Saturday, September 26, 2009

The Process

Since this is going to be a long trek into the wilderness, I might as well discuss what it is exactly that we are looking for. And since you have taken the time to come with me, you need to be aware of what the future holds. The process of seeking representation is a long, tedious one. One that will require thick skin, patience, hope and a series of distractions as to not physically assault the post man when he isn’t particularly kind to me in his daily deliveries. They say don’t shoot the messenger, but he’s just standing there, letter in hand, delivering me the news. I’m kidding, of course.

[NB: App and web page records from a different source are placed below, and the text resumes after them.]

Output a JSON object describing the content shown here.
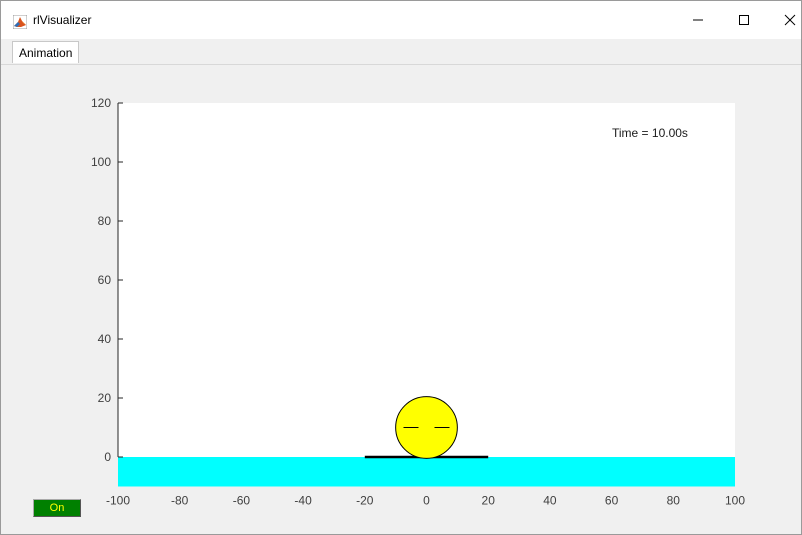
{
  "window": {
    "title": "rlVisualizer",
    "minimize_icon": "minimize-icon",
    "maximize_icon": "maximize-icon",
    "close_icon": "close-icon"
  },
  "menubar": {
    "tabs": [
      {
        "label": "Animation"
      }
    ]
  },
  "plot": {
    "time_label": "Time = 10.00s",
    "x_ticks": [
      "-100",
      "-80",
      "-60",
      "-40",
      "-20",
      "0",
      "20",
      "40",
      "60",
      "80",
      "100"
    ],
    "y_ticks": [
      "0",
      "20",
      "40",
      "60",
      "80",
      "100",
      "120"
    ],
    "xlim": [
      -100,
      100
    ],
    "ylim": [
      -10,
      120
    ],
    "water_color": "#00ffff",
    "water_top": 0,
    "water_bottom": -10,
    "platform": {
      "x1": -20,
      "x2": 20,
      "y": 0,
      "color": "#000000"
    },
    "ball": {
      "cx": 0,
      "cy": 10,
      "r": 10,
      "fill": "#ffff00",
      "stroke": "#000000"
    }
  },
  "controls": {
    "on_button_label": "On",
    "on_button_color": "#008000",
    "on_button_text_color": "#ffff00"
  }
}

The first step is to create a query letter. If you are not familiar with this term, let me enlighten you. For someone who has spent the time, effort, and research into writing a 300 page novel, it is the scariest thing imaginable. It is your pitch. Your one shot. It is one page that describes why an agent should waste their time on you and your manuscript. It consists of an introduction paragraph, the pitch (something similar to what would appear on the jacket cover of the book when published), a little bit about you (particular daunting if you have no previous writing to mention, contests you’ve won, or a degree that has remote chance of sparking their interest), a thanks for reading, and the end. You must “wow” them in order to reach step two. From my research, this is where a large percentage of your letters will stop. Pollyanna attitude says, “If they weren’t impressed, they are not the agent for me. I will continue to search for the one that believes in my idea and will join me on the path to deliver the book to the world.”

Step two is a request for a partial. The agent read the query letter and either was really impressed, having a slow day (unlikely, I’ve heard of agents going through over 100 query letters in a week), or a momentary lack of judgment; and then requested that you send her more pages. Some want the first 30 or 50 pages, others first three chapters and a synopsis, or any combination of things depending on their personal style. You’re foot is in the door, but you haven’t been asked to sit down; you are just kind of gawking at them awkwardly waiting, waiting on the nod or the shaking of the head. And you may be waiting a while.

Step three is a request for a full. The agent read the partial pages submitted, and asked that you send her the whole thing. This was that nod you were waiting on. This is big. She has asked that you sit down, but don’t get too comfortable. She may need that chair in case something better walks in. She is not committed to you, and you can very easily get a “no’ at this stage as quickly as you could at any other. And from what I hear and can only imagine, this is the most painful no. They read it; can’t just blame it on a poorly written query letter – it was the book that turned them off.

Step four; yea, let’s give it a shot. She liked it! She wants to sell it, and she sees potential. Doesn’t mean a publisher will, but now someone else believes in you. Exhale for a brief moment; this is a proud moment. Book is not on the shelves, but you now actually have a real shot of seeing it happen. She will walk you through the steps from here, not me. I have no idea… I’m still on step one.

1 comment:

  1. Another way is to write your pitch first, the perfect query letter for a most remarkable and marketable novel. Then design the book to fit the pitch.

    I had the query tagline in place before I started writing my most recent novel. I don't really know if trick this worked, but the book did and it sold.